There was a significant emphasis on identifying causes and developing solutions for abuse and neglect of seniors and adults with disabilities, especially unreported neglect and abuse in group homes. This heightened emphasis was the result of a Congressional request following several media reports of abuse.

In a session we attended on Health and Welfare, we heard a presentation by the US Department of Health and Human Services (HHS) Office of Inspector General (OIG) about an audit they conducted that identified more than 30,000 Medicare claims that explicitly indicated potential abuse or neglect, and almost 30 percent of those had not been reported to law enforcement.

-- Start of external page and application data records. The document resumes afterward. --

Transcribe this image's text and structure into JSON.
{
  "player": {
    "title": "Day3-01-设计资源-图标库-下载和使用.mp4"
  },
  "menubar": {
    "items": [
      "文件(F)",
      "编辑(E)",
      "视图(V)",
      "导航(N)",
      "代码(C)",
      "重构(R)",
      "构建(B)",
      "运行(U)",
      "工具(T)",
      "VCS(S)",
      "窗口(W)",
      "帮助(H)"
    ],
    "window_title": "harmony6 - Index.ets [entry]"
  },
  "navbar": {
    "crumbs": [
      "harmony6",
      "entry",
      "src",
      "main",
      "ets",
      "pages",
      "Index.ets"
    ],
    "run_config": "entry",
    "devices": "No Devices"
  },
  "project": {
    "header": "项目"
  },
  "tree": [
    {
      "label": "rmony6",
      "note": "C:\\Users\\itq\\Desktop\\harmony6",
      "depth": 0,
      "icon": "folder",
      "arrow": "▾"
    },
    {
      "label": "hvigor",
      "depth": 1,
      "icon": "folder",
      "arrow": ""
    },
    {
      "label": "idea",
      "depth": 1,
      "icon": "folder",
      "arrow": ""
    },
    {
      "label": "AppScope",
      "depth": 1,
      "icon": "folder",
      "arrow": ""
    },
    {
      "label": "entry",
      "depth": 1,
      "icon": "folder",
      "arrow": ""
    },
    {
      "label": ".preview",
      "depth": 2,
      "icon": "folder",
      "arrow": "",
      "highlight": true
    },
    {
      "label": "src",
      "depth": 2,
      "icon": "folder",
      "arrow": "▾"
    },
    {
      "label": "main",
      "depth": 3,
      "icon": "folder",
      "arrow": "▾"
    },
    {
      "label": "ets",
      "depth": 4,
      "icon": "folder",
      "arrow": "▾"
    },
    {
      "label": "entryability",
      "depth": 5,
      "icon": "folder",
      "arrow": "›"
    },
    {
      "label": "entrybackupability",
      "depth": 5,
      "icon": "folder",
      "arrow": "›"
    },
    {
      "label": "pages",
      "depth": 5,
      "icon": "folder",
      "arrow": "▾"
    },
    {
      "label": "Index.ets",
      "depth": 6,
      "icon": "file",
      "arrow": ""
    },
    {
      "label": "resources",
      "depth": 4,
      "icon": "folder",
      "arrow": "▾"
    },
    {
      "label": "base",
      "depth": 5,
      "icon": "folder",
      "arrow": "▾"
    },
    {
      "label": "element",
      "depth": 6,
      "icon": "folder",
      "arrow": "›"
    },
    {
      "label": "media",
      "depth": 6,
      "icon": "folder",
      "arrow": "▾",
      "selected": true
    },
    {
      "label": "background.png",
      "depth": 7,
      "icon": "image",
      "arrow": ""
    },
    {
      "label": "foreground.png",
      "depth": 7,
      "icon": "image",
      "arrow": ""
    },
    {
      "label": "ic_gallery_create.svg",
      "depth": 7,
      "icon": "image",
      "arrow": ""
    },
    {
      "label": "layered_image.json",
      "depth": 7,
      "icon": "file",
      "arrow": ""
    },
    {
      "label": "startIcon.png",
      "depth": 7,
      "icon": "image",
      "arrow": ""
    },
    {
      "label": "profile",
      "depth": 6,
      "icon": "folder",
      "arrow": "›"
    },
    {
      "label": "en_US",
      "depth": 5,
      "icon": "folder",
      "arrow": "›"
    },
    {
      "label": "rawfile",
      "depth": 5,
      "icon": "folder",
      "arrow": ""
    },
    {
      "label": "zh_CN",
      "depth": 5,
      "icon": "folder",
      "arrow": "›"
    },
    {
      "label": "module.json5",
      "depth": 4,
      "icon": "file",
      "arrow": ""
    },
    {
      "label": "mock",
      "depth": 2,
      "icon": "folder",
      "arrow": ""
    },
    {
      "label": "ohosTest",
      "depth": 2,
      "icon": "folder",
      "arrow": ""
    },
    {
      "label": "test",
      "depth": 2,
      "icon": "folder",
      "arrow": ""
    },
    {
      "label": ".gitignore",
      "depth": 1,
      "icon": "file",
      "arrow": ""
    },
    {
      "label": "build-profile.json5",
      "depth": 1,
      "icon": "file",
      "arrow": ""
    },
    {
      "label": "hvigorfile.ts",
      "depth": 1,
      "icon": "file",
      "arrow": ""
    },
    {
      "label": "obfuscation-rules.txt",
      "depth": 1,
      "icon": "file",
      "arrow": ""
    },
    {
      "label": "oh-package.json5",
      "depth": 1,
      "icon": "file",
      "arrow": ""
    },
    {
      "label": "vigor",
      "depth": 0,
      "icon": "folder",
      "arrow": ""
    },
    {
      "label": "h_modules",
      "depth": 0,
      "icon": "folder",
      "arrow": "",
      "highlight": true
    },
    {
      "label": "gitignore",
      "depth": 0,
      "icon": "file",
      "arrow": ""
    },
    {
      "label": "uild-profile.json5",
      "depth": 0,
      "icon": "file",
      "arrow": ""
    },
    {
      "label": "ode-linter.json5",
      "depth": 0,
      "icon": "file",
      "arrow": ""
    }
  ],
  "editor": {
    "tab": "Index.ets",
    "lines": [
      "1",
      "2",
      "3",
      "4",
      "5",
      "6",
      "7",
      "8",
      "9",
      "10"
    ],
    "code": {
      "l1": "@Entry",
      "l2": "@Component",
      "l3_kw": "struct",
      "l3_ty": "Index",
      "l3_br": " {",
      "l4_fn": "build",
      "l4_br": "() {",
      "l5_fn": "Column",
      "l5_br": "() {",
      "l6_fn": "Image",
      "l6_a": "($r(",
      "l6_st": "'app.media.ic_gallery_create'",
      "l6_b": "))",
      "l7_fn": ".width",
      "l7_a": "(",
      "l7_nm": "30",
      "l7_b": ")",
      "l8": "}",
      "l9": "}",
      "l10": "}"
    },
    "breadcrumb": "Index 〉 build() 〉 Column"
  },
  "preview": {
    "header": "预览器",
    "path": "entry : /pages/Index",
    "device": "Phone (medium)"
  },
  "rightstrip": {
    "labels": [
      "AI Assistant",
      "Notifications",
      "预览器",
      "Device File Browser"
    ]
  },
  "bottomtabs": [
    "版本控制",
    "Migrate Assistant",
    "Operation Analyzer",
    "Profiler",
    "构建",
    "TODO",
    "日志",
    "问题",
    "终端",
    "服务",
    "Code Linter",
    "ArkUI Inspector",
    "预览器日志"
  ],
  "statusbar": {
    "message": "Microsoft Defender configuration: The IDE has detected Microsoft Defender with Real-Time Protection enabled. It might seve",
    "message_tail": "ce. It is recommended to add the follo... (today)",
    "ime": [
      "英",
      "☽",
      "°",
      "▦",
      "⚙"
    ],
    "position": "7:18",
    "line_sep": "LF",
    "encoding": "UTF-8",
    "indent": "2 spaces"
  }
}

CMS followed that with a presentation about their National Incident Management survey conducted in July 2019 in which they surveyed to states nationwide on approaches to obtain information regarding how states organize their incident management system to best respond to, resolve, monitor, and prevent critical incidents in their waiver programs.

ACL discussed their Living Well Projects, eight 5-year grants to states with the goal of building the capacity of HCBS systems and enhancing community monitoring to prevent abuse, neglect, and exploitation.

I took the opportunity in the Q&A session to ask CMS, OIG, and ACL if their organizations, or any other organization they knew of, were looking at incident data to see if there might be a correlation between the pay rates of direct support professionals (DSPs) and the prevalence and/or severity of incidents of abuse and neglect. I was surprised to hear that no such analysis was being done. I spoke with Ralph Lollar of CMS after the session to inquire how we might get that data and he said CMS won’t do it, but agreed with my suggestion that a private criminal justice project group might be an option.

Social Determinants of Health

Many of the presentations I attended included this phrase. Social determinants of health (SDOH) are the conditions in which people are born, grow, live, work, learn, and age that shape health. The availability and accessibility of housing, especially affordable housing, is a major social determinant of health. This is an area of emphasis in Point Rider’s work and that of many of our partner projects.

Some of the statistics around housing speak directly to the work Point Rider is doing around the country:

  • 10.3 million renter households in the US are considered extremely low income households

  • 14.4 million individuals with disabilities cannot afford their housing

  • No county in the US has affordable housing for a person dependent on SSI

  • Of an estimated 4.7 million adults with developmental disabilities in the US, 75% of them are NOT receiving Medicaid-funded services

This is significant because lack of affordable housing, especially for adults with disabilities, has a major impact on health, which in turn drives up healthcare costs and impacts quality of life.

I did a little research outside of the sessions and found a good issue brief on SDOH published May 2018 by the Henry J. Kaiser Family Foundation: Beyond Health Care: The Role of Social Determinants in Promoting Health and Health Equity. [https://www.kff.org/disparities-policy/issue-brief/beyond-health-care-the-role-of-social-determinants-in-promoting-health-and-health-equity/]

The Centers for Disease Control and Prevention (CDC) has an extensive section of their website devoted to SDOH [https://www.cdc.gov/socialdeterminants/index.htm]

Putting Point Rider’s Advocacy to Work for Your Organization

The local, state, and federal regulations that impact housing for adults with IDD are complex and ever-changing. An important part of the pro bono work Point Rider does for families and organizations is understanding these regulations, staying abreast of changes, and sharing that information with you. We are available to do small group presentations, video calls, or conference calls with your organization to help you navigate the regulatory landscape. Please contact Mark Olson at mark@pointrider.org.